Localization of corazonin in the nervous system of the cockroach Periplaneta americana

Jan A. Veenstra, Norman T. Davis
Cell Tissue Res. 1993-10-01; 274(1): 57-64
DOI: 10.1007/BF00327985

Lire sur PubMed

1. Cell Tissue Res. 1993 Oct;274(1):57-64.

Localization of corazonin in the nervous system of the cockroach Periplaneta

Veenstra JA(1), Davis NT.

Author information:
(1)Department of Entomology, University of Arizona, Tucson 85721.

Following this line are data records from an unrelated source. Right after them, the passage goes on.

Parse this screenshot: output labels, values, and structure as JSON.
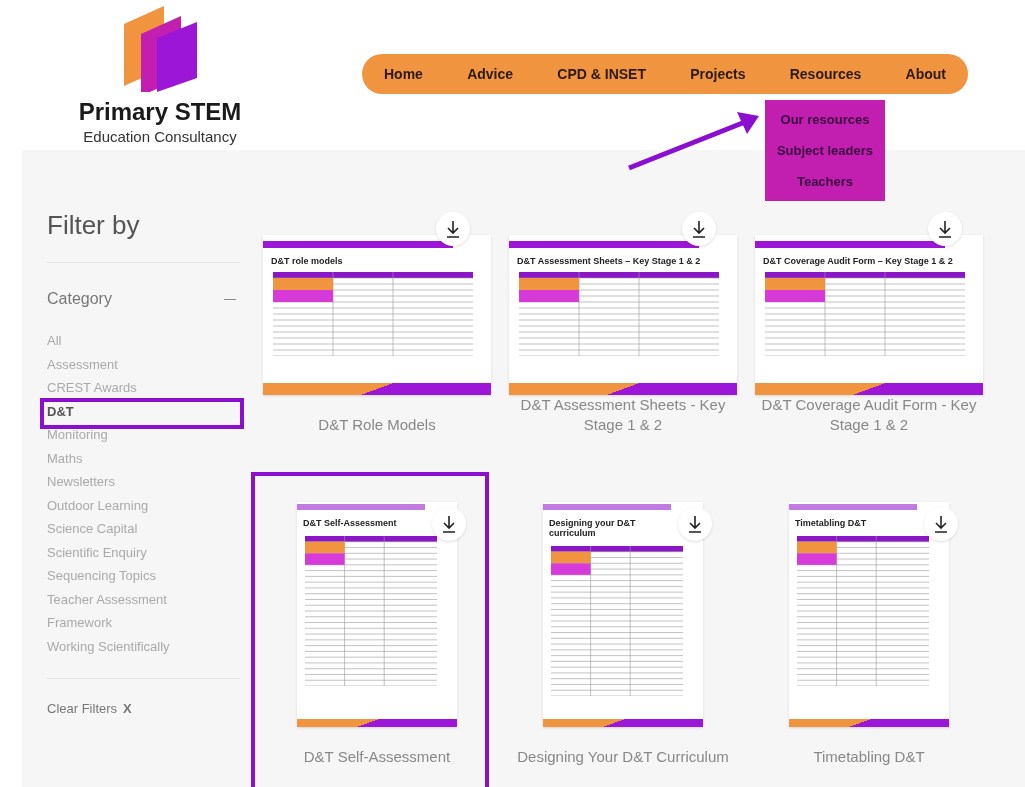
{
  "logo": {
    "title": "Primary STEM",
    "subtitle": "Education Consultancy"
  },
  "nav": [
    {
      "label": "Home"
    },
    {
      "label": "Advice"
    },
    {
      "label": "CPD & INSET"
    },
    {
      "label": "Projects"
    },
    {
      "label": "Resources",
      "expanded": true
    },
    {
      "label": "About"
    }
  ],
  "dropdown": [
    "Our resources",
    "Subject leaders",
    "Teachers"
  ],
  "filter": {
    "title": "Filter by",
    "group": "Category",
    "expanded": true,
    "categories": [
      {
        "label": "All",
        "selected": false,
        "annotated": false
      },
      {
        "label": "Assessment",
        "selected": false,
        "annotated": false
      },
      {
        "label": "CREST Awards",
        "selected": false,
        "annotated": false
      },
      {
        "label": "D&T",
        "selected": true,
        "annotated": true
      },
      {
        "label": "Monitoring",
        "selected": false,
        "annotated": false
      },
      {
        "label": "Maths",
        "selected": false,
        "annotated": false
      },
      {
        "label": "Newsletters",
        "selected": false,
        "annotated": false
      },
      {
        "label": "Outdoor Learning",
        "selected": false,
        "annotated": false
      },
      {
        "label": "Science Capital",
        "selected": false,
        "annotated": false
      },
      {
        "label": "Scientific Enquiry",
        "selected": false,
        "annotated": false
      },
      {
        "label": "Sequencing Topics",
        "selected": false,
        "annotated": false
      },
      {
        "label": "Teacher Assessment",
        "selected": false,
        "annotated": false
      },
      {
        "label": "Framework",
        "selected": false,
        "annotated": false
      },
      {
        "label": "Working Scientifically",
        "selected": false,
        "annotated": false
      }
    ],
    "clear": "Clear Filters",
    "clear_icon": "X"
  },
  "resources": [
    {
      "title": "D&T Role Models",
      "heading": "D&T role models",
      "kind": "landscape",
      "annotated": false
    },
    {
      "title": "D&T Assessment Sheets - Key Stage 1 & 2",
      "heading": "D&T Assessment Sheets – Key Stage 1 & 2",
      "kind": "landscape",
      "annotated": false
    },
    {
      "title": "D&T Coverage Audit Form - Key Stage 1 & 2",
      "heading": "D&T Coverage Audit Form – Key Stage 1 & 2",
      "kind": "landscape",
      "annotated": false
    },
    {
      "title": "D&T Self-Assessment",
      "heading": "D&T Self-Assessment",
      "kind": "portrait",
      "annotated": true
    },
    {
      "title": "Designing Your D&T Curriculum",
      "heading": "Designing your D&T curriculum",
      "kind": "portrait",
      "annotated": false
    },
    {
      "title": "Timetabling D&T",
      "heading": "Timetabling D&T",
      "kind": "portrait",
      "annotated": false
    }
  ],
  "annotations": [
    {
      "kind": "arrow"
    }
  ]
}
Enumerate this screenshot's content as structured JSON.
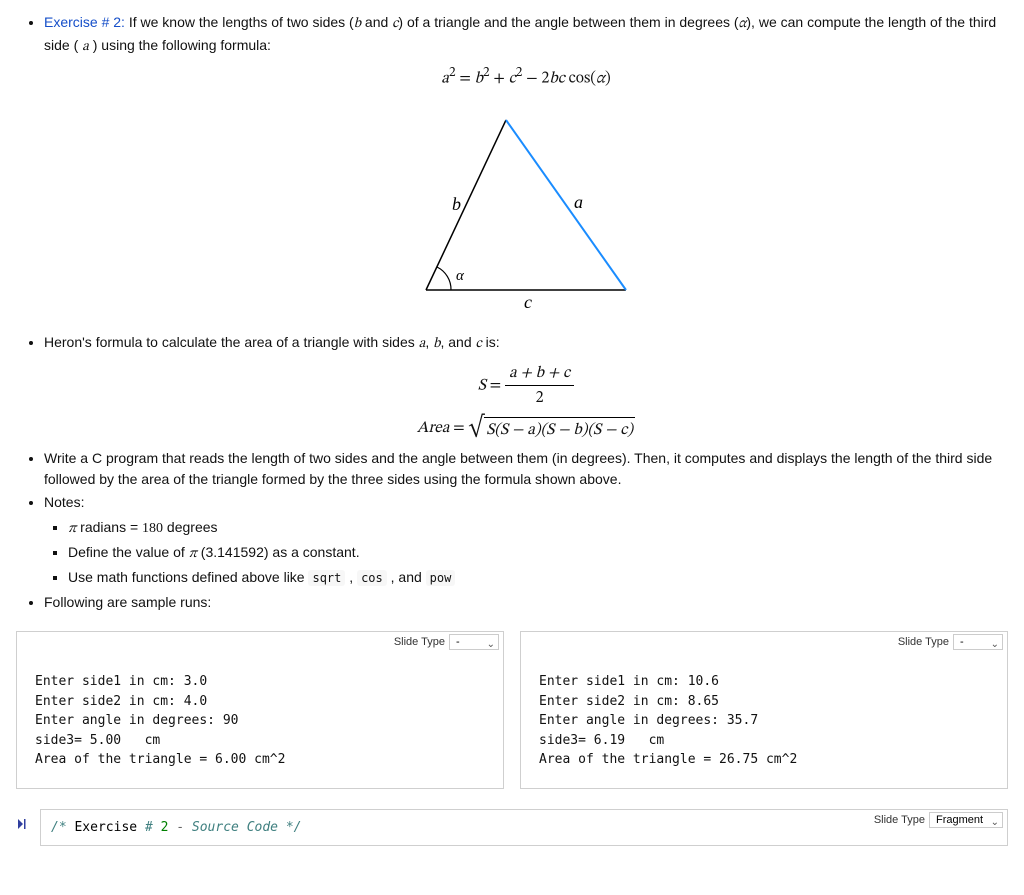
{
  "exercise": {
    "title_prefix": "Exercise # 2:",
    "title_rest": " If we know the lengths of two sides (",
    "var_b": "b",
    "and1": " and ",
    "var_c": "c",
    "rest1": ") of a triangle and the angle between them in degrees (",
    "var_alpha": "α",
    "rest2": "), we can compute the length of the third side ( ",
    "var_a": "a",
    "rest3": " ) using the following formula:"
  },
  "formula1": {
    "lhs": "a",
    "sup1": "2",
    "eq": " = ",
    "t1": "b",
    "sup2": "2",
    "plus": " + ",
    "t2": "c",
    "sup3": "2",
    "minus": " − 2",
    "bc": "bc",
    "cos": " cos(",
    "alpha": "α",
    "close": ")"
  },
  "heron_intro": "Heron's formula to calculate the area of a triangle with sides ",
  "heron_vars": {
    "a": "a",
    "c1": ", ",
    "b": "b",
    "c2": ", and ",
    "c": "c",
    "c3": " is:"
  },
  "formula_s": {
    "S": "S",
    "eq": " = ",
    "num": "a + b + c",
    "den": "2"
  },
  "formula_area": {
    "area": "Area",
    "eq": " = ",
    "body": "S(S − a)(S − b)(S − c)"
  },
  "task": "Write a C program that reads the length of two sides and the angle between them (in degrees). Then, it computes and displays the length of the third side followed by the area of the triangle formed by the three sides using the formula shown above.",
  "notes_label": "Notes:",
  "notes": {
    "n1a": "π",
    "n1b": " radians = ",
    "n1c": "180",
    "n1d": " degrees",
    "n2a": "Define the value of ",
    "n2b": "π",
    "n2c": " (3.141592) as a constant.",
    "n3a": "Use math functions defined above like ",
    "sqrt": "sqrt",
    "comma1": " , ",
    "cos": "cos",
    "comma2": " , and ",
    "pow": "pow"
  },
  "following": "Following are sample runs:",
  "slide_label": "Slide Type",
  "slide_value_dash": "-",
  "slide_value_fragment": "Fragment",
  "run1": "Enter side1 in cm: 3.0\nEnter side2 in cm: 4.0\nEnter angle in degrees: 90\nside3= 5.00   cm\nArea of the triangle = 6.00 cm^2",
  "run2": "Enter side1 in cm: 10.6\nEnter side2 in cm: 8.65\nEnter angle in degrees: 35.7\nside3= 6.19   cm\nArea of the triangle = 26.75 cm^2",
  "code_gutter": "▸|",
  "code_comment": {
    "open": "/* ",
    "ex": "Exercise ",
    "hash": "# ",
    "num": "2 ",
    "dash": "- ",
    "rest": "Source Code */"
  },
  "diagram_labels": {
    "a": "a",
    "b": "b",
    "c": "c",
    "alpha": "α"
  }
}
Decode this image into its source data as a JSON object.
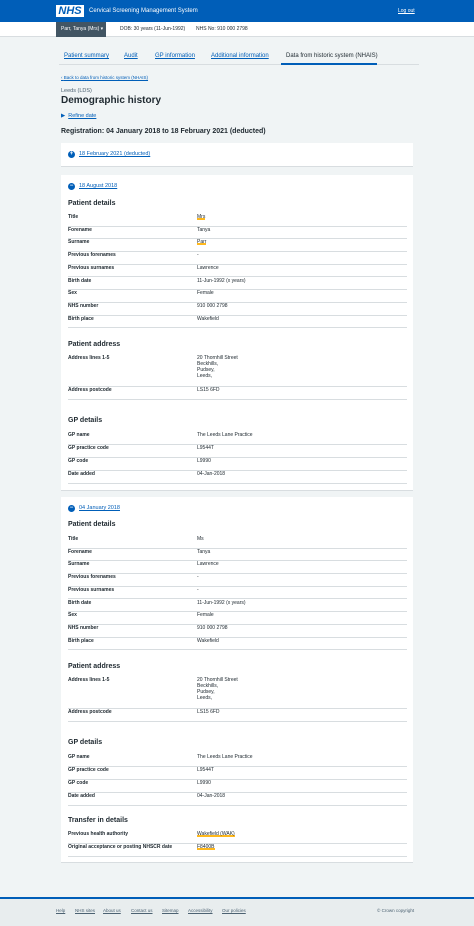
{
  "header": {
    "logo": "NHS",
    "service": "Cervical Screening Management System",
    "logout": "Log out"
  },
  "patient": {
    "name": "Parr, Tanya (Mrs)",
    "dob": "DOB: 30 years (11-Jun-1992)",
    "nhs": "NHS No: 910 000 2798"
  },
  "tabs": [
    "Patient summary",
    "Audit",
    "GP information",
    "Additional information",
    "Data from historic system (NHAIS)"
  ],
  "back": "Back to data from historic system (NHAIS)",
  "caption": "Leeds (LDS)",
  "title": "Demographic history",
  "refine": "Refine date",
  "registration": "Registration: 04 January 2018 to 18 February 2021 (deducted)",
  "collapsed": {
    "label": "18 February 2021 (deducted)",
    "icon": "plus-icon"
  },
  "record1": {
    "label": "18 August 2018",
    "patient_heading": "Patient details",
    "patient": [
      {
        "k": "Title",
        "v": "Mrs"
      },
      {
        "k": "Forename",
        "v": "Tanya"
      },
      {
        "k": "Surname",
        "v": "Parr"
      },
      {
        "k": "Previous forenames",
        "v": "-"
      },
      {
        "k": "Previous surnames",
        "v": "Lawrence"
      },
      {
        "k": "Birth date",
        "v": "11-Jun-1992 (x years)"
      },
      {
        "k": "Sex",
        "v": "Female"
      },
      {
        "k": "NHS number",
        "v": "910 000 2798"
      },
      {
        "k": "Birth place",
        "v": "Wakefield"
      }
    ],
    "address_heading": "Patient address",
    "address": [
      {
        "k": "Address lines 1-5",
        "v": "20 Thornhill Street\nBeckhills,\nPudsey,\nLeeds,"
      },
      {
        "k": "Address postcode",
        "v": "LS15 6FD"
      }
    ],
    "gp_heading": "GP details",
    "gp": [
      {
        "k": "GP name",
        "v": "The Leeds Lane Practice"
      },
      {
        "k": "GP practice code",
        "v": "L9544T"
      },
      {
        "k": "GP code",
        "v": "L9990"
      },
      {
        "k": "Date added",
        "v": "04-Jan-2018"
      }
    ]
  },
  "record2": {
    "label": "04 January 2018",
    "patient_heading": "Patient details",
    "patient": [
      {
        "k": "Title",
        "v": "Ms"
      },
      {
        "k": "Forename",
        "v": "Tanya"
      },
      {
        "k": "Surname",
        "v": "Lawrence"
      },
      {
        "k": "Previous forenames",
        "v": "-"
      },
      {
        "k": "Previous surnames",
        "v": "-"
      },
      {
        "k": "Birth date",
        "v": "11-Jun-1992 (x years)"
      },
      {
        "k": "Sex",
        "v": "Female"
      },
      {
        "k": "NHS number",
        "v": "910 000 2798"
      },
      {
        "k": "Birth place",
        "v": "Wakefield"
      }
    ],
    "address_heading": "Patient address",
    "address": [
      {
        "k": "Address lines 1-5",
        "v": "20 Thornhill Street\nBeckhills,\nPudsey,\nLeeds,"
      },
      {
        "k": "Address postcode",
        "v": "LS15 6FD"
      }
    ],
    "gp_heading": "GP details",
    "gp": [
      {
        "k": "GP name",
        "v": "The Leeds Lane Practice"
      },
      {
        "k": "GP practice code",
        "v": "L9544T"
      },
      {
        "k": "GP code",
        "v": "L9990"
      },
      {
        "k": "Date added",
        "v": "04-Jan-2018"
      }
    ],
    "transfer_heading": "Transfer in details",
    "transfer": [
      {
        "k": "Previous health authority",
        "v": "Wakefield (WAK)"
      },
      {
        "k": "Original acceptance or posting NHSCR date",
        "v": "F8400B"
      }
    ]
  },
  "footer": {
    "links": [
      "Help",
      "NHS sites",
      "About us",
      "Contact us",
      "Sitemap",
      "Accessibility",
      "Our policies"
    ],
    "copyright": "© Crown copyright"
  },
  "colors": {
    "nhs_blue": "#005eb8",
    "highlight": "#ffb81c"
  }
}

Antisera raised to the cardioactive peptide corazonin were used to localize
immunoreactive cells in the nervous system of the American cockroach. Sera
obtained after the seventh booster injection were sufficiently specific to be
used for immunocytology. They recognized a subset of 10 lateral neurosecretory
cells in the protocerebrum that project to, and arborize and terminate in the
ipsilateral corpus cardiacum. They also reacted with bilateral neurons in each of
the thoracic and abdominal neuromeres, a single dorsal unpaired median neuron in
the suboesophageal ganglion, an interneuron in each optic lobe, and other neurons
at the base of the optic lobe, in the tritocerebrum and deutocerebrum. The
presence of corazonin in the abdominal neurons and the lateral neurosecretory
cells was confirmed by HPLC fractionation of extracts of the abdominal ganglia,
brains and retrocerebral complexes, followed by determination of corazonin by
ELISA, which revealed in each tissue a single immunoreactive peak co-eluting with
corazonin in two different HPLC systems. Antisera obtained after the first three
booster injections recognized a large number of neuroendocrine cells and neurons
in the brain and the abdominal nerve cord. However, the sera from the two rabbits
reacted largely with different cells, indicating that the majority of this
immunoreactivity was due to cross-reactivity. These results indicate that the
production of highly specific antisera to some neuropeptides may require a
considerable number of booster injections.

DOI: 10.1007/BF00327985
PMID: 8242711 [Indexed for MEDLINE]

Auteurs Bordeaux Neurocampus